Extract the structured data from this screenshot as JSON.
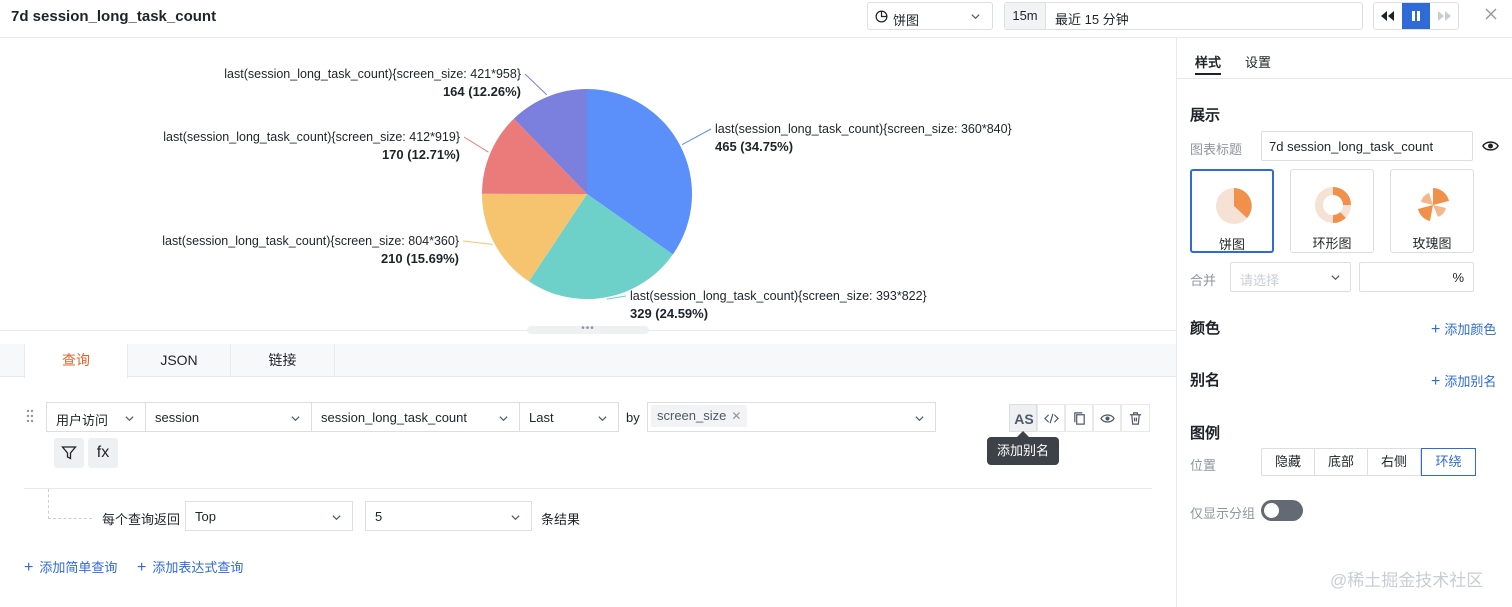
{
  "header": {
    "title": "7d session_long_task_count",
    "chart_type": "饼图",
    "quick_range": "15m",
    "time_range": "最近 15 分钟"
  },
  "chart_data": {
    "type": "pie",
    "slices": [
      {
        "label": "last(session_long_task_count){screen_size: 360*840}",
        "value": 465,
        "percent": "34.75%",
        "color": "#5b8ff9"
      },
      {
        "label": "last(session_long_task_count){screen_size: 393*822}",
        "value": 329,
        "percent": "24.59%",
        "color": "#6dd1c9"
      },
      {
        "label": "last(session_long_task_count){screen_size: 804*360}",
        "value": 210,
        "percent": "15.69%",
        "color": "#f6c46f"
      },
      {
        "label": "last(session_long_task_count){screen_size: 412*919}",
        "value": 170,
        "percent": "12.71%",
        "color": "#eb7b7b"
      },
      {
        "label": "last(session_long_task_count){screen_size: 421*958}",
        "value": 164,
        "percent": "12.26%",
        "color": "#7b7fdd"
      }
    ],
    "legend": "around"
  },
  "query_tabs": [
    "查询",
    "JSON",
    "链接"
  ],
  "query": {
    "source": "用户访问",
    "category": "session",
    "metric": "session_long_task_count",
    "aggregation": "Last",
    "by_label": "by",
    "group_tag": "screen_size",
    "as_label": "AS",
    "fx_label": "fx",
    "tooltip": "添加别名",
    "each_return_label": "每个查询返回",
    "limit_type": "Top",
    "limit_value": "5",
    "results_label": "条结果",
    "add_simple": "添加简单查询",
    "add_expression": "添加表达式查询"
  },
  "panel": {
    "tabs": [
      "样式",
      "设置"
    ],
    "display_heading": "展示",
    "title_label": "图表标题",
    "title_value": "7d session_long_task_count",
    "types": [
      "饼图",
      "环形图",
      "玫瑰图"
    ],
    "merge_label": "合并",
    "merge_placeholder": "请选择",
    "percent_sign": "%",
    "color_heading": "颜色",
    "add_color": "添加颜色",
    "alias_heading": "别名",
    "add_alias": "添加别名",
    "legend_heading": "图例",
    "position_label": "位置",
    "positions": [
      "隐藏",
      "底部",
      "右侧",
      "环绕"
    ],
    "group_only_label": "仅显示分组"
  },
  "watermark": "@稀土掘金技术社区",
  "colors": {
    "accent": "#2f6bd7",
    "active_tab": "#e8622c",
    "pie_icon": "#f0904a"
  }
}
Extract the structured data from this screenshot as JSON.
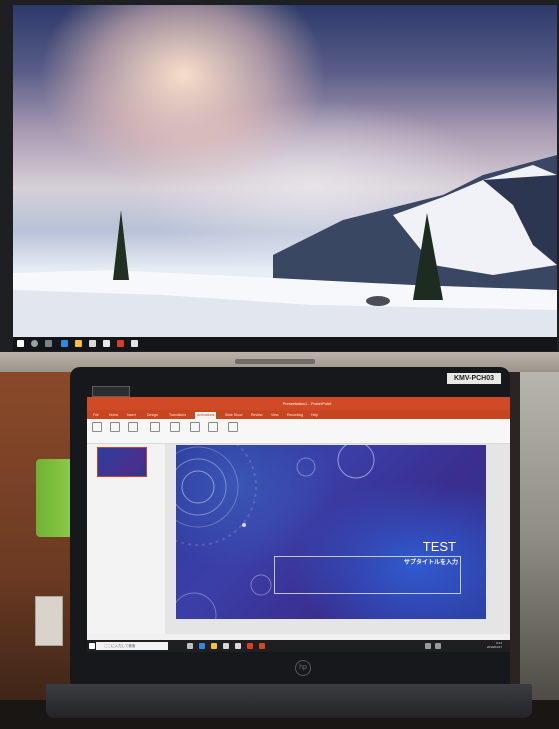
{
  "external_monitor": {
    "taskbar_icons": [
      "windows-icon",
      "search-icon",
      "task-view-icon",
      "edge-icon",
      "folder-icon",
      "store-icon",
      "mail-icon",
      "office-icon",
      "powerpoint-icon"
    ]
  },
  "laptop": {
    "asset_sticker": "KMV-PCH03",
    "powerpoint": {
      "window_title": "Presentation1 - PowerPoint",
      "tabs": [
        "File",
        "Home",
        "Insert",
        "Design",
        "Transitions",
        "Animations",
        "Slide Show",
        "Review",
        "View",
        "Recording",
        "Help"
      ],
      "active_tab": "Animations",
      "slide_title": "TEST",
      "slide_subtitle": "サブタイトルを入力"
    },
    "taskbar": {
      "search_placeholder": "ここに入力して検索",
      "clock_time": "9:14",
      "clock_date": "2019/04/17"
    }
  },
  "colors": {
    "powerpoint_accent": "#d04a25",
    "slide_bg": "#2f3fa0"
  }
}
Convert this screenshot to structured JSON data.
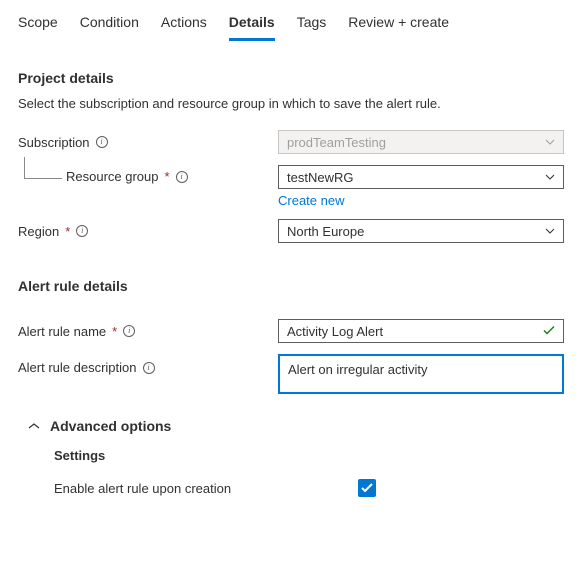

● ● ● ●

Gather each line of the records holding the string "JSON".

• [Answer area]
Extract the structured data from this screenshot as JSON.
    "JSON",
Extract the structured data from this screenshot as JSON.
Convert this screenshot to structured JSON data.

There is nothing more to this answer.